In short, the likelihood of him making a basket was around 50 percent, irrespective of what happened on his last few shots. Analyzing the free throws of the Boston Celtics revealed the same result. Larry Bird's chances of making a free throw were about the same (88 percent and 91 percent) whether he made the last free throw or not. The data on a number of other players revealed similar findings. When Gilovich and his colleagues examined all the players on the 76ers, they found that the probability of a hit was actually a little lower after a hit than after a miss (average of 51 percent versus 54 percent over nine players). In addition, the probability of a hit following a hot period (three or four hits in the last four shots) was 50 percent, while a hit after a cold period (none or one hit in four shots) was 57 percent. They also analyzed the number of runs that the players had. A run is a sequence of consecutive hits or misses. For example, if X stands for a hit, and O a miss, the sequence XOOOXXO contains four runs. Streak shooting suggests that a player's hits cluster together, and so there should be fewer runs than what you would get from a random process. Only one player (Daryl Dawkins) deviated from chance, and he had more runs than expected, contrary to the hot-hand hypothesis. In fact, the analyses of twenty-three players on three different teams (the 76ers, New York Knicks, and New Jersey Nets) revealed similar results, even for players typically considered to be streak shooters, like Andrew Toney. Gilovich and his colleagues then asked college players to shoot free throws and predict whether they would make the next basket given how they felt. According to the hot-hand theory, if they felt confident, like they were "in a zone," they should be able to sink more shots. However, there was no association between the players' predictions and their actual performance. In essence, the data indicate that there is no hot hand in basketball. Remember, there are tails to any distribution, so by chance alone we would expect a player to occasionally hit a number of baskets in a row. It's not a hot hand, it's just the vagaries of chance. And yet, when players on the 76ers team were interviewed, all of them thought it was important to pass the ball to someone who had just made a few shots in a row.9 So why do we believe in streak shooting when successes and failures are statistically independent of one another? We misperceive random sequences.

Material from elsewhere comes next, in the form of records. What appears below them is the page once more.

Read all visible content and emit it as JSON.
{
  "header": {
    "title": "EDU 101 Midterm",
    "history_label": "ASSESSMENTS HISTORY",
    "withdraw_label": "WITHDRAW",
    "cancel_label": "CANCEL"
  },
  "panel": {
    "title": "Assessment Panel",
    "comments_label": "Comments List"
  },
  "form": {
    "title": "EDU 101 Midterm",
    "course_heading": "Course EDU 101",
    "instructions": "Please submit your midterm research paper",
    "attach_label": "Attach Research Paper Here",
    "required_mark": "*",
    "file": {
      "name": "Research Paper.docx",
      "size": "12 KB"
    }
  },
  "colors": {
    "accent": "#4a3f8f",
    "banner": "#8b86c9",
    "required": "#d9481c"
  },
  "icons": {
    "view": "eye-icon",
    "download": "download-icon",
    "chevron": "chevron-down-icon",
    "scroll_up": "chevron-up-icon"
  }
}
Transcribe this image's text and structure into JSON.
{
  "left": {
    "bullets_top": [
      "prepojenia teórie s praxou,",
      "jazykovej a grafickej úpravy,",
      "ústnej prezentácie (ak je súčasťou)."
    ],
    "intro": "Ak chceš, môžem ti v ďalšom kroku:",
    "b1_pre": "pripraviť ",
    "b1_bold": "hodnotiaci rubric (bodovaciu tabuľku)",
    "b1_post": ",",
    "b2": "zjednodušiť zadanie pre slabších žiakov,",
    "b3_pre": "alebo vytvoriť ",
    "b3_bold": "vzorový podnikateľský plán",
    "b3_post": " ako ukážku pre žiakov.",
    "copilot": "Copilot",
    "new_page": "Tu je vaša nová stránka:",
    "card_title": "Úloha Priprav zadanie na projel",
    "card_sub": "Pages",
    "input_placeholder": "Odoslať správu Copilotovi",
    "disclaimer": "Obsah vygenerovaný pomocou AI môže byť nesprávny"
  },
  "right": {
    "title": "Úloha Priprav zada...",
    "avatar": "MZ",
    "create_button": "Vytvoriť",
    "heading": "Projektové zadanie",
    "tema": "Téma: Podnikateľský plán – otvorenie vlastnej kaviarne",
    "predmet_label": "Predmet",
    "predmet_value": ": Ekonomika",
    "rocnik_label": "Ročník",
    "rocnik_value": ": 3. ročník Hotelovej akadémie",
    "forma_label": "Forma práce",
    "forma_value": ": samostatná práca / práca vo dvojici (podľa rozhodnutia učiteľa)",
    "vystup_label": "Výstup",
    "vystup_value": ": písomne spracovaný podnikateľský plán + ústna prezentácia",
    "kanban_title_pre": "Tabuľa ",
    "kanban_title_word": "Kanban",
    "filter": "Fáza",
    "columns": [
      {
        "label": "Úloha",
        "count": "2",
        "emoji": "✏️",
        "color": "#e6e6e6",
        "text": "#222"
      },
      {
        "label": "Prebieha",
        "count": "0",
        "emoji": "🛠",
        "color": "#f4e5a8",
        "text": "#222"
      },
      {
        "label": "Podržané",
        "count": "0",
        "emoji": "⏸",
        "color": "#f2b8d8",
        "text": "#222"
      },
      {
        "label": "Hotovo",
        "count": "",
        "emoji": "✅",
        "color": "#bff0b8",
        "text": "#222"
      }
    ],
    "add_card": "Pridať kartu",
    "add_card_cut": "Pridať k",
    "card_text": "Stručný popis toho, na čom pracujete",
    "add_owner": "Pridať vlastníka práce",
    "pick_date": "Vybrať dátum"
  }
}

Consider, for example, the following problem:10 The purpose of meditation is personal transformation. The "you" that goes in one side of the meditation experience is not the same "you" that comes out the other side. Meditation changes your character by a process of sensitization, by making you deeply aware of your own thoughts, words, and deeds. Your arrogance evaporates, and your antagonism dries up. Your mind becomes still and calm. And your life smoothes out. Thus meditation, properly performed, prepares you to meet the ups and downs of existence. It reduces your tension, fear, and worry. Restlessness recedes and passion moderates. Things begin to fall into place, and your life becomes a glide instead of a struggle. All of this happens through understanding. Meditation sharpens your concentration and your thinking power. Then, piece by piece, your own subconscious motives and mechanics become clear to you. Your intuition sharpens. The precision of your thought increases, and gradually you come to a direct knowledge of things as they really are, without prejudice and without illusion. So are these reasons enough to bother? Scarcely. These are just promises on paper. There is only one way you will ever know if meditation is worth the effort: learn to do it right, and do it. See for yourself.